Therefore the base oftentimes finds a larger following of congenial spirits than the noble. Since vice makes her appeal through the pleasures of the moment, she has their assistance to persuade many to accept her views; but virtue, leading up hill, is not at all clever in attracting men at first sight and without reflection; and especially is this true, when there are others who call in the opposite direction, to what is downhill and easy. 
 
This book is short, about 200 pages and a great read. I’m looking forward to reading some of the other books in the series. 

Finally, if you haven't been on our website lately, check out the following new posts!

We wrapped up our series on US Army Broadening assignments

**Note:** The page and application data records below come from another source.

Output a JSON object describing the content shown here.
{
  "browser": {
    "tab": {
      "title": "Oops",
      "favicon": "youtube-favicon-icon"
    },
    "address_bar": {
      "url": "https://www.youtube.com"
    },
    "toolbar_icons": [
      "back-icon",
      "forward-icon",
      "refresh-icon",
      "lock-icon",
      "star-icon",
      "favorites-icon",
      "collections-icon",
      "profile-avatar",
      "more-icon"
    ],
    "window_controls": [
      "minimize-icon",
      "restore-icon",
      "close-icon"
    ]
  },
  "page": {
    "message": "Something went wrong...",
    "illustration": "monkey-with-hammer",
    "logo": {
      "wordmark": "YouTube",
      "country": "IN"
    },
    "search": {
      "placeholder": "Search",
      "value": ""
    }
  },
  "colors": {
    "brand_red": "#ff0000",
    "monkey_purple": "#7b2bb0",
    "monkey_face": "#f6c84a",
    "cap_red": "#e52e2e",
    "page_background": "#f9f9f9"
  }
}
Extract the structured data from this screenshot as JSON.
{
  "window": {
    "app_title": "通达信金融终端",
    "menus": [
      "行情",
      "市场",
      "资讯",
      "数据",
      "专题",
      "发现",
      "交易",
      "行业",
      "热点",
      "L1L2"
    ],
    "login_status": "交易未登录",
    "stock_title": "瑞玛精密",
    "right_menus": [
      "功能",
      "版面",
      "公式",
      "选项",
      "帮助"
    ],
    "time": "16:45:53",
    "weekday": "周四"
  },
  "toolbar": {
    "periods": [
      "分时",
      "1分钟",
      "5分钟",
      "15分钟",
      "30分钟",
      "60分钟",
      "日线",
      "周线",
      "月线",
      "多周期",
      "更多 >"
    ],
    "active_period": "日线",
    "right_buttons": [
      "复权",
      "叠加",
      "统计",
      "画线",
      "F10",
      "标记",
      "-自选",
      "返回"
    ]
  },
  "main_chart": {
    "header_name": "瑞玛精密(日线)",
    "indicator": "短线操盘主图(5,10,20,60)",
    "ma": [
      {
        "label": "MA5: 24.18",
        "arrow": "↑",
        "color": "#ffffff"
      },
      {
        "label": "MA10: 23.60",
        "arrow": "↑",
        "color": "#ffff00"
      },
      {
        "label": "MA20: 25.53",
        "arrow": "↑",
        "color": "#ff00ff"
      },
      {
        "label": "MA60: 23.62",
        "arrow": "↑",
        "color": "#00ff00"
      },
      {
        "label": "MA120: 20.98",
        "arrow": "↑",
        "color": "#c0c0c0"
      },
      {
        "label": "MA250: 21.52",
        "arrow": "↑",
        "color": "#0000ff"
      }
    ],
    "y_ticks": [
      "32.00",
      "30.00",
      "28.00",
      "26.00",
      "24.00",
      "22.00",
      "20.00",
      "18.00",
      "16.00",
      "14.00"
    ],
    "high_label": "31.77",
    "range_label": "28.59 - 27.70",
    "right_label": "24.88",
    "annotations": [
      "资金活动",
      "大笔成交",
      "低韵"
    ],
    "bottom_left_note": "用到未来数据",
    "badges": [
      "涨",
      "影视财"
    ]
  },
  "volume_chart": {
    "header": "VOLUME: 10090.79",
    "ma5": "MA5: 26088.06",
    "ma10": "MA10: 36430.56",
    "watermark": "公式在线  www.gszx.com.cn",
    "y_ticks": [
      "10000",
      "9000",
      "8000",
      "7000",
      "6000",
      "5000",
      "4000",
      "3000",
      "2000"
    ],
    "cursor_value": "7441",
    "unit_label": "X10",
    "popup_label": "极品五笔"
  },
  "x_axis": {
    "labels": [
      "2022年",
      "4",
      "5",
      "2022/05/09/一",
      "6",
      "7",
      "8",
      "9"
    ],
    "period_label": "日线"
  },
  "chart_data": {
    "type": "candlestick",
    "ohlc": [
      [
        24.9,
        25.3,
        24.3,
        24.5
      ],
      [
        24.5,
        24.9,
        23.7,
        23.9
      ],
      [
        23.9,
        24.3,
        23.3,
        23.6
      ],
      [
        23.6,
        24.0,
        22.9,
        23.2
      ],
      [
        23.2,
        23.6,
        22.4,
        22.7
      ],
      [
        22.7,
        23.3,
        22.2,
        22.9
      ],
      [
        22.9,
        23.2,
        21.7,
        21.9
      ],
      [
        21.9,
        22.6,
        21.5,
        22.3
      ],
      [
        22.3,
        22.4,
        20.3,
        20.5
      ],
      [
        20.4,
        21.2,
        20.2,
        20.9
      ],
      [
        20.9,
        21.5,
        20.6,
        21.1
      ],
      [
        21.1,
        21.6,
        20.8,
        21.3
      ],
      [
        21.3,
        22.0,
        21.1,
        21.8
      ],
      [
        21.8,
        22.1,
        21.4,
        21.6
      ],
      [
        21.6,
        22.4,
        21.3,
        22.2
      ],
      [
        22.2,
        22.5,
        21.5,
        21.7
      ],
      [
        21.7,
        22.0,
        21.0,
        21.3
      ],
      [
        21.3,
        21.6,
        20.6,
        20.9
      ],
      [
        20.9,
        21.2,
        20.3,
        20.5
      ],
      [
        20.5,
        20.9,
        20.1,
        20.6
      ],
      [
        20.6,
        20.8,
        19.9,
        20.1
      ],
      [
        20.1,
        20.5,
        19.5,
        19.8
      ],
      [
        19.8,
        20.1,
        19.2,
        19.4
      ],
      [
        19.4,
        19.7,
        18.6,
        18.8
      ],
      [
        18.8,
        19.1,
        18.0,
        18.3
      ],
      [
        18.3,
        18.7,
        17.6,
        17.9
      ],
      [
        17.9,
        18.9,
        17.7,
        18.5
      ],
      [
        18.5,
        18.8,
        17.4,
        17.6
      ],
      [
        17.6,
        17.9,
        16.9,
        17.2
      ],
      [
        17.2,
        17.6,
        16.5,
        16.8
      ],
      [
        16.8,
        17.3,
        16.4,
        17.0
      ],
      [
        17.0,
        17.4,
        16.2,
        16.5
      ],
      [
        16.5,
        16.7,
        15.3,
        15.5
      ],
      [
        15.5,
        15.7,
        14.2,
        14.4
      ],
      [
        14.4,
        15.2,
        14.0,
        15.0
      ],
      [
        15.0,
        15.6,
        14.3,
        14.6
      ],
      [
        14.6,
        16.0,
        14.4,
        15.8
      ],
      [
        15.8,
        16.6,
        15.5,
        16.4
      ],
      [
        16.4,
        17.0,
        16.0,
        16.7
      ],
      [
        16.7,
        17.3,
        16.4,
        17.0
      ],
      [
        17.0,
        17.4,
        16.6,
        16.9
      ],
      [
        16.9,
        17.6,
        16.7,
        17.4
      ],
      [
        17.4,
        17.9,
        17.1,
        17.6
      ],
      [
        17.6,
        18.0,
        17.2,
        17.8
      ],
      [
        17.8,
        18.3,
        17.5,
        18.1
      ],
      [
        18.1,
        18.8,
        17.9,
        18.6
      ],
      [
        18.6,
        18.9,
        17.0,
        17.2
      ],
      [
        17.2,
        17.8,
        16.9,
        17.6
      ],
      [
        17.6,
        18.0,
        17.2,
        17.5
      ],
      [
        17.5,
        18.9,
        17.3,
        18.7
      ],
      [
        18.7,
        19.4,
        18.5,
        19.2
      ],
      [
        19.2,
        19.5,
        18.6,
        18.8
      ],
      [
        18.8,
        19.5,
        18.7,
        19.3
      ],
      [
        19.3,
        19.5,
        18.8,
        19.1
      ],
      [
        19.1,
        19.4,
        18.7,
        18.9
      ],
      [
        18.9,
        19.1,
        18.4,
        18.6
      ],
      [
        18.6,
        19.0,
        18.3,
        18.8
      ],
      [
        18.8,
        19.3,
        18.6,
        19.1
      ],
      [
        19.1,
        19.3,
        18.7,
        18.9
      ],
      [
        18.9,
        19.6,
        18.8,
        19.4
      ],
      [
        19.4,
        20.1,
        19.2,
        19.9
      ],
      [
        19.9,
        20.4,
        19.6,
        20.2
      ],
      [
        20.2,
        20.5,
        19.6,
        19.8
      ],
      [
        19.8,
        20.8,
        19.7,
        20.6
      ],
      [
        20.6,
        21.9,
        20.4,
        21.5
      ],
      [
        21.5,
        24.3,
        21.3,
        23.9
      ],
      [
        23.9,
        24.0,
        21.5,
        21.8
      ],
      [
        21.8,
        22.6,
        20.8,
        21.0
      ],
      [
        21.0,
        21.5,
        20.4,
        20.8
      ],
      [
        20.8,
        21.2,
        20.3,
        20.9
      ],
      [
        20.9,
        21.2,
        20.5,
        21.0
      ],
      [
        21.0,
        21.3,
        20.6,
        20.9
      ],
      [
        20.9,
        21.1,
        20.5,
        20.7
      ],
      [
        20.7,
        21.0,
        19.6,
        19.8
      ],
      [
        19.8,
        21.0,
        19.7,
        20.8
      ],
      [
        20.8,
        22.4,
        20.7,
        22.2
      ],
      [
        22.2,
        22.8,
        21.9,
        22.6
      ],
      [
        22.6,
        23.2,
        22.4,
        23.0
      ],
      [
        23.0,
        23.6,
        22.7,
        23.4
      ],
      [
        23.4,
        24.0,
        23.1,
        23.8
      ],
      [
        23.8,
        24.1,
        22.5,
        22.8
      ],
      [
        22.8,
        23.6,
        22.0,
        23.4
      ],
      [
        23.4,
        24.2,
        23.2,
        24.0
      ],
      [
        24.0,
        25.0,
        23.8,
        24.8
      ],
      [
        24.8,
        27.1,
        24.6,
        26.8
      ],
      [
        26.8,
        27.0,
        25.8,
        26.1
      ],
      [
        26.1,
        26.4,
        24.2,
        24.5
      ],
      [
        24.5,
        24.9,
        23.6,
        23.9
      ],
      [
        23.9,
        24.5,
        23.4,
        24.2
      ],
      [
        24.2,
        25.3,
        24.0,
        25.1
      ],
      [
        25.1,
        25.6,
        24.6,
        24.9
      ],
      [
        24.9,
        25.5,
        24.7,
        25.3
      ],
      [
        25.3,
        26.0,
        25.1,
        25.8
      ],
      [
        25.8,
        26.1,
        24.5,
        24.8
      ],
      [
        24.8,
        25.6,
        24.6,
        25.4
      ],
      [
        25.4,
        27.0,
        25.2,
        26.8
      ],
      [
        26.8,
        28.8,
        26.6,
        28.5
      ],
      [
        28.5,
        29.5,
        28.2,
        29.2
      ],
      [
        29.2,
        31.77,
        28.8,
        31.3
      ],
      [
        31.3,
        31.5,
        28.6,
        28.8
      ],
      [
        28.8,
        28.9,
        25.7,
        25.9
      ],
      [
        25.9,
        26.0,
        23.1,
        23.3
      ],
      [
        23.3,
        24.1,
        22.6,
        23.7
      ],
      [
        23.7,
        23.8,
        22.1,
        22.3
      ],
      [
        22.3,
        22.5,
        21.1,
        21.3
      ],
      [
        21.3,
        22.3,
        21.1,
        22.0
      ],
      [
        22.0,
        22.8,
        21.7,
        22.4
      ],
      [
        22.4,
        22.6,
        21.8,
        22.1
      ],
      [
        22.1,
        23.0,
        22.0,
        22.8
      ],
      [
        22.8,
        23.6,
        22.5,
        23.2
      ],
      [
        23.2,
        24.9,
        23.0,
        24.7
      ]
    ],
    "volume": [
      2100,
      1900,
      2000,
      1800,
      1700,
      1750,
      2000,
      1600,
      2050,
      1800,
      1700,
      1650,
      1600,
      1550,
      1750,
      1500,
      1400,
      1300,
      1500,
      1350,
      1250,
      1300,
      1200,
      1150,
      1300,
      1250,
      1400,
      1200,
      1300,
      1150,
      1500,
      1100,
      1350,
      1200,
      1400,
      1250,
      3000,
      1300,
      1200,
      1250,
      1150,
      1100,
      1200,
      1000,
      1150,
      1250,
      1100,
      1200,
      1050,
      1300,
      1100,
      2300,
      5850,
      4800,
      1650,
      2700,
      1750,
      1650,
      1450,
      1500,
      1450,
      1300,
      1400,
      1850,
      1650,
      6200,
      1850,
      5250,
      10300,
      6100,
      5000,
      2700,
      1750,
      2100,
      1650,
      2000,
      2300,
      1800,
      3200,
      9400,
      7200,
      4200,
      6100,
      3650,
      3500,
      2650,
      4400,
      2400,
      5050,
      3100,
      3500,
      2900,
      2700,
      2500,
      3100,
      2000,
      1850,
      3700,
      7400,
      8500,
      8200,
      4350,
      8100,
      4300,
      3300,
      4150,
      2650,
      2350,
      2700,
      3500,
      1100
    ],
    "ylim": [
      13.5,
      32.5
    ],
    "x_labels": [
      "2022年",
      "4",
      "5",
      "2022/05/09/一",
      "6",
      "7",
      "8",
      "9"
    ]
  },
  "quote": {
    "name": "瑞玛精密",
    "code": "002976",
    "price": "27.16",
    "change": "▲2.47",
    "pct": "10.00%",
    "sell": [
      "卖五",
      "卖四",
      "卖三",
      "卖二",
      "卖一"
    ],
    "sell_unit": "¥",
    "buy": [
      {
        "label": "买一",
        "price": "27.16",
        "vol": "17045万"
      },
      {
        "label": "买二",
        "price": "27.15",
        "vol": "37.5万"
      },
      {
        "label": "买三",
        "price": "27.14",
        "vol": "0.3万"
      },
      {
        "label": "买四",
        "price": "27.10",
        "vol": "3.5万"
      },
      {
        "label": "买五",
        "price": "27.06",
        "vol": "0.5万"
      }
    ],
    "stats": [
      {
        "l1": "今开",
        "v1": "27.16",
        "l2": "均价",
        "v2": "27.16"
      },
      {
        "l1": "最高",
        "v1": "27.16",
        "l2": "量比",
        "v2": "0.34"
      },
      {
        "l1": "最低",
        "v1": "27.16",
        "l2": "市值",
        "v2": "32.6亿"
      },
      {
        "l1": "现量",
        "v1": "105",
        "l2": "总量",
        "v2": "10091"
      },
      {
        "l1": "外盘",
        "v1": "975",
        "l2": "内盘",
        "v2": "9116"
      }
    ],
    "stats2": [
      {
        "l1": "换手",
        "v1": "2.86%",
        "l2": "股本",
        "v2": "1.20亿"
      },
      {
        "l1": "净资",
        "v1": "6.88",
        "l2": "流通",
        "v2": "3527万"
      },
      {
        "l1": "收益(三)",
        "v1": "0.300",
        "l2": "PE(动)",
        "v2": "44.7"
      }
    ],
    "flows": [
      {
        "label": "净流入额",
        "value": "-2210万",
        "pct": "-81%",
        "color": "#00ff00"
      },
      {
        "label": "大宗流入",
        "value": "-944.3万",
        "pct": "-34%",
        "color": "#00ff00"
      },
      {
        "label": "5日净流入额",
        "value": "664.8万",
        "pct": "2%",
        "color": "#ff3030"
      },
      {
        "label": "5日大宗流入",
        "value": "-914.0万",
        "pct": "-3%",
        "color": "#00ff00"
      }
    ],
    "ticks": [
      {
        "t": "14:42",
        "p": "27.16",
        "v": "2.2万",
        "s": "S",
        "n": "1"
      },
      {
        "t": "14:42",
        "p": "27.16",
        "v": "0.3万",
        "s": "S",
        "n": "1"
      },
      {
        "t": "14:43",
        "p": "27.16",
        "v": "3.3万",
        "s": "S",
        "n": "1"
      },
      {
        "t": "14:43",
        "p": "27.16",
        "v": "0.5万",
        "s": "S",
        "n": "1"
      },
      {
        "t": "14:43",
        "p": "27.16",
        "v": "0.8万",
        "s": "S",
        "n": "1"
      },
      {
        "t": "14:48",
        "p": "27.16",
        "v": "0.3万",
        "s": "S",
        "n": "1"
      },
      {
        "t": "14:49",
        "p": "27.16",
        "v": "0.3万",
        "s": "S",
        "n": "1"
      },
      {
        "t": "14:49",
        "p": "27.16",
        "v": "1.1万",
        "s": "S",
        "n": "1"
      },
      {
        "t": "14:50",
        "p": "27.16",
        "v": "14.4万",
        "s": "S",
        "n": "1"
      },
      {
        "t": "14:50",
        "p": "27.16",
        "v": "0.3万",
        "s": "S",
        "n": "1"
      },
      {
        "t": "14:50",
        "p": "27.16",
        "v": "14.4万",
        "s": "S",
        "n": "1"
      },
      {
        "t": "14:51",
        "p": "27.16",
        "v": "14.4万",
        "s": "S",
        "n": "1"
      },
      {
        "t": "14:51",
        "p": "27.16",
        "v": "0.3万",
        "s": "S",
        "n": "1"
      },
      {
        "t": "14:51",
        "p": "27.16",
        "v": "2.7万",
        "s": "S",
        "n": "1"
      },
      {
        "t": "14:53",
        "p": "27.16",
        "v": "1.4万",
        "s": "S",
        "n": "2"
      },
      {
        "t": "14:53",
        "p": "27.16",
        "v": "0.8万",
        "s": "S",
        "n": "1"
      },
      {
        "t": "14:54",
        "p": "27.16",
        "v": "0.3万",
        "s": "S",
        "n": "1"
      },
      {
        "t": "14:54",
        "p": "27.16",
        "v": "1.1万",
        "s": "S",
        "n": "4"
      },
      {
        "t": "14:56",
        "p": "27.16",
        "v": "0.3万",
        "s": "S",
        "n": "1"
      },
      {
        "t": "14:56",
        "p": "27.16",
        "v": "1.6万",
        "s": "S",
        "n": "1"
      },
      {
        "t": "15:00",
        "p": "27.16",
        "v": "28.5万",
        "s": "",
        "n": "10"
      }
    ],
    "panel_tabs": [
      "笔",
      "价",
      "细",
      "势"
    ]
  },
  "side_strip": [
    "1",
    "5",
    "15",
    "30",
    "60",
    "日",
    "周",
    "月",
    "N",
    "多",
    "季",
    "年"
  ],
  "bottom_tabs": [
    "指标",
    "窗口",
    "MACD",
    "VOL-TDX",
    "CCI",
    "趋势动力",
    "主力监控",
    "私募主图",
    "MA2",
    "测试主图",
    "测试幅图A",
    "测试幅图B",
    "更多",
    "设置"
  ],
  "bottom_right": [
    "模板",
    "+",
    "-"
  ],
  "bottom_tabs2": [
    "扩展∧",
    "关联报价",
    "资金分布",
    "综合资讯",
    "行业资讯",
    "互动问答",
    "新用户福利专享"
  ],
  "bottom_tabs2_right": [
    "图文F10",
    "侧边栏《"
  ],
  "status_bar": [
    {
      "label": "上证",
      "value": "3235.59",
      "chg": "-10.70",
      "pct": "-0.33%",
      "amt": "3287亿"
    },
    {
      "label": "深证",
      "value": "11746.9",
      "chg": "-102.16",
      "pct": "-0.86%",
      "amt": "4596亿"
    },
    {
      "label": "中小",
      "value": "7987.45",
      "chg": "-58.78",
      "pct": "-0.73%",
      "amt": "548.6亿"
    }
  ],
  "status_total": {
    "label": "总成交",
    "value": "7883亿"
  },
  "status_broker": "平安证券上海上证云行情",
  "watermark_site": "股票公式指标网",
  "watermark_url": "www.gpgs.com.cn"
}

We also released some amazing episodes on our podcast!!
One more thing: Thanks for opening my monthly reading list email, if you have any book recommendations or questions, please feel free to reply. I read every response and if I have the time, respond. 

And, again, please help me grow this list! If you think these emails are valuable to your self-development, please forward them to your friends and family. 

This month's Reading List Email is sponsored by Adyton PBC, a veteran-owned technology company enabling military and civilian leaders of all levels to improve the readiness, safety, and efficiency of their teams with 21st century tools for accountability of distributed personnel and information. Adyton built their core software product, Mustr, based on their experience in the military and as tech industry leaders, and with input from hundreds of early adopters and testers across all levels of DoD. Mustr is a mobile-first accountability software system for distributed organizations that makes wide-scale accountability, information dissemination, and data collection fast, easy, and secure.

Mustr gives leaders the power to manage their personnel at scale, whether they are in the office, at a job site, or on the move. Leaders from all corners of DoD and from E-6 to O-7 have brought Mustr to their teams and not only seen massive gains in efficiency and readiness, but also in personnel safety and engagement (especially amidst the pandemic). You should be using your green notebook for writing and reflecting, not for managing your team's accountability and day-to-day operations. You can learn more, connect to the Adyton team, and see how others have started up free, no-risk market research trials at this link


All the best,

Joe

**This email contains affiliate links and I will be compensated if you make a purchase after clicking on my links. This helps with the cost of running the website each year. 
Don't forget to follow us on Facebook, Twitter, and check out the site at www.fromthegreennotebook.com 

Want to change how you receive these emails?
You can update your preferences or unsubscribe from this list.

Email Marketing Powered by Mailchimp